### What you need to do
Where does the string "this" occur in the records below? Copy every line that holds it.

*** Begin section ***

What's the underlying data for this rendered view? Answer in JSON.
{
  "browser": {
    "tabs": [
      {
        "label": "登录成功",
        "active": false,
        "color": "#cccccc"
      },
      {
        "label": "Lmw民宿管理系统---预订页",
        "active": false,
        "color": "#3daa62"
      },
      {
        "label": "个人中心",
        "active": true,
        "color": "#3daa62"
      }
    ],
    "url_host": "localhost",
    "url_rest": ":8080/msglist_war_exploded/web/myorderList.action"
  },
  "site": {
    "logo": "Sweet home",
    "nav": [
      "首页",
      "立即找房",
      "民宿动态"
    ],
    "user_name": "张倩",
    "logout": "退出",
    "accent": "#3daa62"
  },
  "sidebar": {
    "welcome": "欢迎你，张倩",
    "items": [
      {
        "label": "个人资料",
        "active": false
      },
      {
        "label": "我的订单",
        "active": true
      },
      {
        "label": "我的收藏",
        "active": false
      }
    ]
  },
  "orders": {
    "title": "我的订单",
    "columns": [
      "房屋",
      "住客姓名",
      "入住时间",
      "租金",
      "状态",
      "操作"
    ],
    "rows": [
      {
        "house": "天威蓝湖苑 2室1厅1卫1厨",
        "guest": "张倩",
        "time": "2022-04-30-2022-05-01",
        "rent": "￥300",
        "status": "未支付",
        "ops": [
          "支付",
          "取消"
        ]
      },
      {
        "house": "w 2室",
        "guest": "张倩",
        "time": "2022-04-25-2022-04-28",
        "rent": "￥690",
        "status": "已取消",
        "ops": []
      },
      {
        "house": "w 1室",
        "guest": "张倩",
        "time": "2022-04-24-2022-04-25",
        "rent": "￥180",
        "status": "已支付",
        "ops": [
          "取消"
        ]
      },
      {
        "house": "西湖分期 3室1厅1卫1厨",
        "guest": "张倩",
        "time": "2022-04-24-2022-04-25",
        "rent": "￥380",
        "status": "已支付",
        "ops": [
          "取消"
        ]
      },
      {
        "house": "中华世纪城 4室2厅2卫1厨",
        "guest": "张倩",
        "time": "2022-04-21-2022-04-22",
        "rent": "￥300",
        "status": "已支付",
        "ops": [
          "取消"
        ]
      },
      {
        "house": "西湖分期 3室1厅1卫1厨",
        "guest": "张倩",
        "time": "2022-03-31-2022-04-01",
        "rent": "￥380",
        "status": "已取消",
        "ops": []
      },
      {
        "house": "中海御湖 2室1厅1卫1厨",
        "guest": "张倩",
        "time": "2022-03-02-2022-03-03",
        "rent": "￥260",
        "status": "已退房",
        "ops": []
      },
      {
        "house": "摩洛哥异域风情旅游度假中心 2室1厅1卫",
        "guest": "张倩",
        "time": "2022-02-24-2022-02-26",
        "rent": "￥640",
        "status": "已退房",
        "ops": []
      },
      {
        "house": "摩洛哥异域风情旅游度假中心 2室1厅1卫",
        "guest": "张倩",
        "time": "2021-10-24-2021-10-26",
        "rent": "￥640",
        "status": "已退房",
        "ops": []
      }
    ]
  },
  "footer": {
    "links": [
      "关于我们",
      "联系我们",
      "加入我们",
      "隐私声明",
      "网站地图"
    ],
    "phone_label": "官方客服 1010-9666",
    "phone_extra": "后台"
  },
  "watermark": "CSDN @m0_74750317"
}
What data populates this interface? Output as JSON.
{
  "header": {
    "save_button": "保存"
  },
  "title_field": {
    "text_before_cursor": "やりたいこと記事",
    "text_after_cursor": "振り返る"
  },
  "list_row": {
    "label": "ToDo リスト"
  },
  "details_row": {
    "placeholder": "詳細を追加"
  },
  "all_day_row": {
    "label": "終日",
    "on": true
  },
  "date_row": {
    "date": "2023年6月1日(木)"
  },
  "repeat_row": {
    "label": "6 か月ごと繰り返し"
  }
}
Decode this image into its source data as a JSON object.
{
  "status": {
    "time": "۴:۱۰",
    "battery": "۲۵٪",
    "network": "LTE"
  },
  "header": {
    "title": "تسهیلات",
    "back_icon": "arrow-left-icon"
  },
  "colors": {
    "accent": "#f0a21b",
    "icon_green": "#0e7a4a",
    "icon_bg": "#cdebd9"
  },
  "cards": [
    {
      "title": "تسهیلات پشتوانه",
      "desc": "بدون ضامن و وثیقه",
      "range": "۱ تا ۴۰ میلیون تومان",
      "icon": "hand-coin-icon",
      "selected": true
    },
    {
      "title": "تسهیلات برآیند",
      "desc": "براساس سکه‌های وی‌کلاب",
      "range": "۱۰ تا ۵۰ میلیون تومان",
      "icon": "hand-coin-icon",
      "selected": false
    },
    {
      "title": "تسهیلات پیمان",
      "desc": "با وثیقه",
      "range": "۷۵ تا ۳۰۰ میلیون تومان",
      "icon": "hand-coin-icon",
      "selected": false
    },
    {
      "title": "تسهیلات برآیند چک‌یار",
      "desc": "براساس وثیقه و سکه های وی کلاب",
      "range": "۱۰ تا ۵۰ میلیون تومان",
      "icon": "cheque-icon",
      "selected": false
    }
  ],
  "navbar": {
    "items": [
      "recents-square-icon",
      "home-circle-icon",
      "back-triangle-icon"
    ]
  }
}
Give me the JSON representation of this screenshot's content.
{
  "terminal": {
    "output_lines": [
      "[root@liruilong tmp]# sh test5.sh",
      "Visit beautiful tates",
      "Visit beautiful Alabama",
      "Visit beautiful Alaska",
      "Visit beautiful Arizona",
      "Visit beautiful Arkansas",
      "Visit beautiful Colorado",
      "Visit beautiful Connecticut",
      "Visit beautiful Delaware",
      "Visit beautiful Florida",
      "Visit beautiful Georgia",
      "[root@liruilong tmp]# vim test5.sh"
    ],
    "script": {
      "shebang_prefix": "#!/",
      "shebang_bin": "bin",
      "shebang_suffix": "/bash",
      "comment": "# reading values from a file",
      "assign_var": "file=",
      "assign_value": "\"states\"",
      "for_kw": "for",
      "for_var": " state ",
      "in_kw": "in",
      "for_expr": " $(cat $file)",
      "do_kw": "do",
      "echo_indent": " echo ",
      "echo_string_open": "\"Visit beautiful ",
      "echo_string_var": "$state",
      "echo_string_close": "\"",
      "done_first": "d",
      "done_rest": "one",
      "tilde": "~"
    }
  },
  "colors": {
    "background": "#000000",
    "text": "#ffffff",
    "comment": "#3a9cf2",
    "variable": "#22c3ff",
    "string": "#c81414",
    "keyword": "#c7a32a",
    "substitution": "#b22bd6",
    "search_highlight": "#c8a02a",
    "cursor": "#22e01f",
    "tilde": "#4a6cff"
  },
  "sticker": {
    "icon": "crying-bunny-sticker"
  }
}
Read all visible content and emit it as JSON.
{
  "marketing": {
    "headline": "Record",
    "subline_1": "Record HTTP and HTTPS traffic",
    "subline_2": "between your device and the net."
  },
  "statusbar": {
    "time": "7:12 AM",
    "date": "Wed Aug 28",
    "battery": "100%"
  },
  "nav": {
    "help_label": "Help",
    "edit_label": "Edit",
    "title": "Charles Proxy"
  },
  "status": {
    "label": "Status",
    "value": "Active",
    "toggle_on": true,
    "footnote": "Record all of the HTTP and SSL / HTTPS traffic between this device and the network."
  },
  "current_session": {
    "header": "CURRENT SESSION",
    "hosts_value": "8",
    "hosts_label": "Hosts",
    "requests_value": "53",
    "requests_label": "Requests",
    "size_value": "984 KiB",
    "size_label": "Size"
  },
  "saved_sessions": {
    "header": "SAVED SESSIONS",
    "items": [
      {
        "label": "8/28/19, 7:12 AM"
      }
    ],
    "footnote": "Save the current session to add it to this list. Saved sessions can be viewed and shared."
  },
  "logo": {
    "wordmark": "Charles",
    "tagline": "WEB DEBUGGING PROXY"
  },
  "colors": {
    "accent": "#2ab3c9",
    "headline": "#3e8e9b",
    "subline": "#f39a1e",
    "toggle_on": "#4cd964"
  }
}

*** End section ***

### Answer box
What's the underlying data for this rendered view? Answer in JSON.
What data populates this interface? Output as JSON.
Decode this image into its source data as a JSON object.
Give me the JSON representation of this screenshot's content.
    "footnote": "Record all of the HTTP and SSL / HTTPS traffic between this device and the network."
    "footnote": "Save the current session to add it to this list. Saved sessions can be viewed and shared."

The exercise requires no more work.